When I heard him say it, my first words out loud were, “who is this?”
I was on the phone with my Dad last week and he asked how the fish were biting up North. My husband and I had been eyeball deep in a building project for a few weekends, working full time during the week, so there had been NO fishing.
“Dad, we haven’t had time to go fishing, we’re working on the cabin,” I said.
“Well, you can work later, there should always be time for fishing” He said.
I was dumbfounded.
I was raised by a hard working German descendant, Stearns county dairy farmer. I grew up on a small family farm, everyone worked, everyone pitched in; cattle, milking, chickens, chores, gardening and all that went with supporting a family of seven off of the land. Work came first. Always. There were no exceptions. I clearly remember my Dad saying time and time again, “work comes first, you can play later” in his very stern tone. Working hard was an incredibly high value to my parents. People who didn’t work, or were lazy about their trade, or how they kept their homes/yards were viewed with a certain judgment about their lack of motivation and pride. Never ever did I hear my Dad promote taking it easy, not taking yourself too seriously, it’s “good enough”. In all of my 51 years I don’t think i’ve ever heard my Dad say, “it’s good enough” and actually mean it.
I was raised by a perfectionist. My parents took great pride in everything they did, and honestly believed people were paying attention. I grew up right outside of a very small town, so honestly, people did pay attention.
As I got older, life demanded that I take a look at some of the values and beliefs I was raised with. Constant hard work and my expectations of others were starting to cause some “discomfort” let’s say in some of my relationships, and none more blatant than my relationship with myself. I was always extremely critical of myself, and never did I feel like I was doing well enough, working hard enough, smart enough, etc. Time and time again I would have a moment of inspiration only to talk myself out of it before I started because I had already convinced myself it wouldn’t be good enough. I was adventurous by nature, but “trying” something that I didn’t think I could do, did not tend to happen. I took risks and stepped into options based on what I thought I could accomplish before I started. Chance was not something I was comfortable with.
My work hard roots served me well in many, many areas of my life. And, my intention was never to convince myself to do otherwise, I just realized that life didn’t have to be so hard. I recognized there were no extra credit points for having something be grueling, as opposed to simple and easy. I came to realize struggle was a lot of work that didn’t necessarily yield better results. So, I set about changing my mind. Literally.

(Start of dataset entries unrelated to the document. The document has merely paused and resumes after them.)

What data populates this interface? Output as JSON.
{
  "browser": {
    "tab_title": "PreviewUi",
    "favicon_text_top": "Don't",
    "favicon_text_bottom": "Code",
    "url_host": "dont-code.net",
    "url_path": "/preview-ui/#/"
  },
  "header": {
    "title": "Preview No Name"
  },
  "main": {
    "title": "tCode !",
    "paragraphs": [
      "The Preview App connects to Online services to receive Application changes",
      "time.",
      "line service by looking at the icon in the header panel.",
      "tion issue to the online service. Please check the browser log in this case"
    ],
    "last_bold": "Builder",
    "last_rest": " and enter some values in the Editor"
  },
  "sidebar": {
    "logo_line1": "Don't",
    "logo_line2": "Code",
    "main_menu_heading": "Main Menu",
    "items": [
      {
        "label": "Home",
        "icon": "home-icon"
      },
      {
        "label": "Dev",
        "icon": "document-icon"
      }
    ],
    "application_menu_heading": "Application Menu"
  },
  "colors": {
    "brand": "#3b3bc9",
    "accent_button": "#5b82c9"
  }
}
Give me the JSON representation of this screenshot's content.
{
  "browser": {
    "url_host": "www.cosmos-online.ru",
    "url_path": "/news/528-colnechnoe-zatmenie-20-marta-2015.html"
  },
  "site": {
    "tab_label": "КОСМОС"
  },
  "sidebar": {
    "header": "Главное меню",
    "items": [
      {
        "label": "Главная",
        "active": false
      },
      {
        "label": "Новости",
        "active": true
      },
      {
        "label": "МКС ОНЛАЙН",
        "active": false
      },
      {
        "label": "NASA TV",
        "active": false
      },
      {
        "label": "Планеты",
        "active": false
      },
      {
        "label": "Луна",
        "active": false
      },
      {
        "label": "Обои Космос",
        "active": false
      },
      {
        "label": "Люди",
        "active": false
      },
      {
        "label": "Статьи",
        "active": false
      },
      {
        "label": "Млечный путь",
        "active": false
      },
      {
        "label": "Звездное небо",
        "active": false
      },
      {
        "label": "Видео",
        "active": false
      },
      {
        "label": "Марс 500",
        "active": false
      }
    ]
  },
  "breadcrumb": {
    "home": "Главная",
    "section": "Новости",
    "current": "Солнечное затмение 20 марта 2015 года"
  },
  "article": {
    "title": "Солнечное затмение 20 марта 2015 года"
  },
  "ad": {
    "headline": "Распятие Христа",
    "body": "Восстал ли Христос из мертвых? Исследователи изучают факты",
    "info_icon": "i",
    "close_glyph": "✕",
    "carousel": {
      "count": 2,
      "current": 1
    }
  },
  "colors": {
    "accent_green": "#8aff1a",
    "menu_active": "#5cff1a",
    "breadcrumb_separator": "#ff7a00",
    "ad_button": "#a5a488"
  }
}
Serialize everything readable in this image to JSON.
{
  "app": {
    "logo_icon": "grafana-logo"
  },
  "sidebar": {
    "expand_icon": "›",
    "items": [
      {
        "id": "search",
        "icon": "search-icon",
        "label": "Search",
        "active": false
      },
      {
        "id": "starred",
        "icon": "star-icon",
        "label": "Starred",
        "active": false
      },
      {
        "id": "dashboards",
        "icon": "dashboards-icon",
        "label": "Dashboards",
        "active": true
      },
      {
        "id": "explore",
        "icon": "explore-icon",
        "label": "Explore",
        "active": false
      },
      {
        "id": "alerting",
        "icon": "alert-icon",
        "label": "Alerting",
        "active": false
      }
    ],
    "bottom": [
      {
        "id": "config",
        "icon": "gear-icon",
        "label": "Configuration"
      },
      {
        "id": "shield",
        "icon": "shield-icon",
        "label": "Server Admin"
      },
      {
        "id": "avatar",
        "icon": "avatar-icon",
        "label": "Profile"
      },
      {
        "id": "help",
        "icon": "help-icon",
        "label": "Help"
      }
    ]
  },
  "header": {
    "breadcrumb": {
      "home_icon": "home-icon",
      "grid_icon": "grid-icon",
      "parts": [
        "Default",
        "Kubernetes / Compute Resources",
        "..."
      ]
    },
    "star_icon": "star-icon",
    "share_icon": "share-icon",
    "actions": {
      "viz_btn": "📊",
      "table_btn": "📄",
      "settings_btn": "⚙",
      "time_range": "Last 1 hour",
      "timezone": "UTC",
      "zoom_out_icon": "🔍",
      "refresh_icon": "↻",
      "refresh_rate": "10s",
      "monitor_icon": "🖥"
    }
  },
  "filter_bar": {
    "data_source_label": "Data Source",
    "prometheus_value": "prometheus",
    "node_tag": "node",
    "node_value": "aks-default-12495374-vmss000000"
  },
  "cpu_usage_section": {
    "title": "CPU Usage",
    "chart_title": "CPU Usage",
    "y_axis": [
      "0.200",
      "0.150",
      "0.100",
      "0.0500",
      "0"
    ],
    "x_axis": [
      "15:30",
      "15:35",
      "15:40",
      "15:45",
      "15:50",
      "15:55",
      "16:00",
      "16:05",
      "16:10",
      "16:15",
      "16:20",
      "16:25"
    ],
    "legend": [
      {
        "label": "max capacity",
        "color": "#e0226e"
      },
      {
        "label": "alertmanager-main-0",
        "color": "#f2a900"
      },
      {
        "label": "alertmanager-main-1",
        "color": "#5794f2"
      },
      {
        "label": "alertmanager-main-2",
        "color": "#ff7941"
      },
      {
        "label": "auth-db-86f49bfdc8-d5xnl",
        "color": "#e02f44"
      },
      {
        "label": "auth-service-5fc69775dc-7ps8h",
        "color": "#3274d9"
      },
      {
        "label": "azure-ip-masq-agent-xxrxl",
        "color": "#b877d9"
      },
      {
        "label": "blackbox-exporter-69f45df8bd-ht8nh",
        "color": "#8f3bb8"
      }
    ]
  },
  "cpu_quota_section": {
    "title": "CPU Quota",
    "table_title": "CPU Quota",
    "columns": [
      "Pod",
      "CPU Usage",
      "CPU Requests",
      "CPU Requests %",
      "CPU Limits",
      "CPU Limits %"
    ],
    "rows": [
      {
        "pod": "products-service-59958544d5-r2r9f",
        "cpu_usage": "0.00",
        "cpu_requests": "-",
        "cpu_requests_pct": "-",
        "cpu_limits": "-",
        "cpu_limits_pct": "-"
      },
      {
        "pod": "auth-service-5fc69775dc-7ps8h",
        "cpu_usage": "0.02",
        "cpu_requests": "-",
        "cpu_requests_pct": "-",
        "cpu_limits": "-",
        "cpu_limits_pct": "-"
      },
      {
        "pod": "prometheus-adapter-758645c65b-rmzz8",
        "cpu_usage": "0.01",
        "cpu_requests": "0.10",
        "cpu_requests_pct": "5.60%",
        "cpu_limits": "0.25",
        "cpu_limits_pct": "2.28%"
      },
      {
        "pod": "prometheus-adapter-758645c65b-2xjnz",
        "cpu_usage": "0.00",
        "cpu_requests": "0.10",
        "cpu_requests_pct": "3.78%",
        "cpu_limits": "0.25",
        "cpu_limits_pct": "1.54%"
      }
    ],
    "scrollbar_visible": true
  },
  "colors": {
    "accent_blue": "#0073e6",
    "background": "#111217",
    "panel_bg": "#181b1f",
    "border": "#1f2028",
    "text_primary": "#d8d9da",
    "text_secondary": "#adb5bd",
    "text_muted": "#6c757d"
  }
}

One thing that has stayed with me is the “work before play” mentality. Work comes first, still, almost always. I am married to a man who believes the same way, but here is the interesting part. My husband made me aware of how much I had changed over time and focus. He still has a strong internal habitual value for the hard work story, and by listening to him, I became very aware of how mine had changed. I find myself willing to let things be simple, operate or happen with ease. I recognize how much more I can get done with clear intention and clear focus. I am more than willing to allow Spirit to help me, in fact I see my entire life as being executed by a team, and not by myself alone. It may just be a perception, but I find it a comforting one.
Things change. People change. And, it is wonderful.
Somewhere along the pathway of my life, while I was working, running a practice, paying a mortgage, raising a child, searching for the one, my Dad changed. I never noticed.
My leftover hard work story was keeping my Dad in his old story. He had changed but in my mind, he was still the same “work first, play after” man. Except, he isn’t anymore.
Don’t get me wrong, my Dad still values hard work, he values people who work hard and take pride in their craft or trade. That won’t change ever, I’m quite sure of it. But, he also has shifted and grown. His beliefs and values have evolved over time.
It felt like I was meeting him again as the man he has become, instead of the one I had him confined as being in my memory.
I love this. I love that no matter our age or circumstance, no matter where we start or aim to finish, we are constantly evolving. Maybe age comes wisdom, or maybe it’s just wisdom. I love recognizing my own growth, certainly, but I also love to witness the growth of the people around me. I love that without even trying, we are constantly growing, changing, evolving at our own perfect rate and direction.
I am absolutely enamored with how Spirit moves us throughout this life. The magic of it never ceases to amaze me.
I’ll leave you with these two closing things to ponder:
- Recognize what has shifted in you as your life has evolved. What old stories have you chosen to give up in exchange for a version that fit you better?
- Where are you keeping others in their place of old, by only seeing them as you have, and perhaps not as they are now?
Forever the journey,